Nasa unveils lunar racer car that will take Moon astronauts to destinations ‘unreachable’ by foot

The new buggies will be fully autonomous and able to withstand temperatures between 100°C and -240°C.

NASA has revealed the designs for its next lunar buggies that will be used in its upcoming Moon missions.

Built by US startup Intuitive Machines, the self-driving ‘Moon RACER’ is capable of transporting people and cargo across the surface of the Moon.

The Moon RACER, which stands for Reusable Autonomous Crewed Exploration Rover, was backed with $30 million for development.

The Lunar Roving Vehicle (LRV) is a modern take on the 1970s 'Moon Buggy' which was driven by Apollo astronauts.

'This vehicle will greatly increase our astronauts’ ability to explore and conduct science on the lunar surface while also serving as a science platform between crewed missions,' said Vanessa Wyche, director of NASA’s Johnson Space Center in Houston, Texas.

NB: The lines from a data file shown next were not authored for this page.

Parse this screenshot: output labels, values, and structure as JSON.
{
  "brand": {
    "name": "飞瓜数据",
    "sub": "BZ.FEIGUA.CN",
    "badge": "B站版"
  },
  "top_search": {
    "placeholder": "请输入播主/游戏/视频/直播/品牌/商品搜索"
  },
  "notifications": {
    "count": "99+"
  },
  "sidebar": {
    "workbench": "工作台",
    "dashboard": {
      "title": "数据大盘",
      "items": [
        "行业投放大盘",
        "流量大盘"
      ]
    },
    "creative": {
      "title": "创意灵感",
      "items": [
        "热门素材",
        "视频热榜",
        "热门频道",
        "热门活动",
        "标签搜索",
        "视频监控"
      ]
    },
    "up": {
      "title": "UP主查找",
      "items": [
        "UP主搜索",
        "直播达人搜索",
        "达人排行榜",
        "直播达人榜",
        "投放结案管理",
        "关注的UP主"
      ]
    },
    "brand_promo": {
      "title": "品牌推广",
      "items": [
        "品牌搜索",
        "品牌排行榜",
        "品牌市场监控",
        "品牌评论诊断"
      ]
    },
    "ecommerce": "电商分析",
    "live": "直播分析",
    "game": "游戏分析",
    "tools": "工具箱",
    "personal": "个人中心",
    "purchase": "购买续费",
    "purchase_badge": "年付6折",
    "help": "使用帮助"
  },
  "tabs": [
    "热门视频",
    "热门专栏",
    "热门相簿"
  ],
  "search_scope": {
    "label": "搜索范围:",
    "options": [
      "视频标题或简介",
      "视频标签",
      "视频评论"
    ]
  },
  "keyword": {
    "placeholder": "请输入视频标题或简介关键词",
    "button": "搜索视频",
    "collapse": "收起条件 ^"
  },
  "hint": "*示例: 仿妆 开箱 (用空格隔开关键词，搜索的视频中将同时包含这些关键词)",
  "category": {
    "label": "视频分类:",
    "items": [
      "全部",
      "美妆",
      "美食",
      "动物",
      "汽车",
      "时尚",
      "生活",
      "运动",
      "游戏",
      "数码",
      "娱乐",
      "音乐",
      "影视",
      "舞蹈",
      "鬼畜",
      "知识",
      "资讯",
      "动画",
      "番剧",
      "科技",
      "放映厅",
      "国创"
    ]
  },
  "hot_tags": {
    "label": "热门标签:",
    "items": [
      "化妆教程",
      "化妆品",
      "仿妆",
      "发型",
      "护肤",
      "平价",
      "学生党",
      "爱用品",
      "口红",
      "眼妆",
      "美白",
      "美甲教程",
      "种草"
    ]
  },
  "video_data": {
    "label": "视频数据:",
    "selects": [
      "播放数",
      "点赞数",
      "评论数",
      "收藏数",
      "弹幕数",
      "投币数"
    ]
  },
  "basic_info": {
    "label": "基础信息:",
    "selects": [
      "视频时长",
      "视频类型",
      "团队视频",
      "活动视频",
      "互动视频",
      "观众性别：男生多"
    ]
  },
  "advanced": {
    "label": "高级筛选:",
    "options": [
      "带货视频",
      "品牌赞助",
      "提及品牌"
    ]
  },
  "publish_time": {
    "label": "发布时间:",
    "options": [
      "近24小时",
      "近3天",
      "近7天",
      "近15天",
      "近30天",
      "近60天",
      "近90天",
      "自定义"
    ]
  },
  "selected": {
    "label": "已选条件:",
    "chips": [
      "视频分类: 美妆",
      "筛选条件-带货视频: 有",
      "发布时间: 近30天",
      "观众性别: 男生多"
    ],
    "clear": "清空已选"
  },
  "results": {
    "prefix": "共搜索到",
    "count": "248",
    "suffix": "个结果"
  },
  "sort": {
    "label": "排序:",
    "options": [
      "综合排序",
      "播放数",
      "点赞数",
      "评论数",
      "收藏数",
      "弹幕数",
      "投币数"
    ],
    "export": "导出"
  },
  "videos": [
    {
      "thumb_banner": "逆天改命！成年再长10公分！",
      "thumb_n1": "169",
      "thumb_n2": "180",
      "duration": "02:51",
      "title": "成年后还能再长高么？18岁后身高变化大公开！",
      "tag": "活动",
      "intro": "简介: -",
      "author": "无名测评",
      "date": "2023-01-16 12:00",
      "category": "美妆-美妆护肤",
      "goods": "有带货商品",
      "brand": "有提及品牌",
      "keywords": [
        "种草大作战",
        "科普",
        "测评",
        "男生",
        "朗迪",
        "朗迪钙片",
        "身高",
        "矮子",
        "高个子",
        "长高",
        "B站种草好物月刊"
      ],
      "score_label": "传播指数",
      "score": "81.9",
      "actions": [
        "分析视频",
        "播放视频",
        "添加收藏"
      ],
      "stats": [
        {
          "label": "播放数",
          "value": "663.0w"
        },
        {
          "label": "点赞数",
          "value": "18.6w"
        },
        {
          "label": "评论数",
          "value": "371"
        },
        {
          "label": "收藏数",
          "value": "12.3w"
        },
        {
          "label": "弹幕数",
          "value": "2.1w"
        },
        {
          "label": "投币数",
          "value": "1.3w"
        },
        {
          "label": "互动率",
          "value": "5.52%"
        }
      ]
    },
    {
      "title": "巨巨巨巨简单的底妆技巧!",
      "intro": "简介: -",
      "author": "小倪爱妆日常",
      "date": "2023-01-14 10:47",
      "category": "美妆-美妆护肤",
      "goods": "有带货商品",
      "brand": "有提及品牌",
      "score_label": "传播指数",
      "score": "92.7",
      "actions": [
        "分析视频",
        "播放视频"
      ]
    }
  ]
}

The introduction of such transportation on the Moon marks a 'large paradigm shift for the lunar economy', as pointed out by DARPA program manager Michael Nayak.

The first Artemis crewed mission is expected to land on the Moon in 2026, and so, NASA aims to deploy the lunar vehicles ready for March 2030.

'We look forward to the development of the Artemis generation lunar exploration vehicle to help us advance what we learn at the Moon,' Wyche continued.

The US space agency has also accepted other lunar terrain vehicle (LTV) designs built by Lunar Outpost and Venturi Astrolab.

All of these must feature autonomous capabilities so that NASA can use them without the need for onboard astronauts.

Jacob Bleacher, chief exploration scientist in the Exploration Systems Development Mission Directorate at NASA’s Washington headquarters, said: 'We will use the LTV to travel to locations we might not otherwise be able to reach on foot, increasing our ability to explore and make new scientific discoveries.

xia yuan/Getty
xia yuan/Getty

'With the Artemis crewed missions, and during remote operations when there is not a crew on the surface, we are enabling science and discovery on the Moon year around.'

The new rovers will need to be engineered to endure extreme temperatures that range from 212 F and -400 F (100 °C and -240 °C) at the Moon’s South Pole. They must also be able to withstand radiation and operate through two weeks of total darkness each month.

These upcoming projects show the criticality of surface mobility for 'humanity’s future in space,' as put by Justin Cyrus, CEO of Lunar Outpost.

Featured Image Credit: NASA/xia yuan/Getty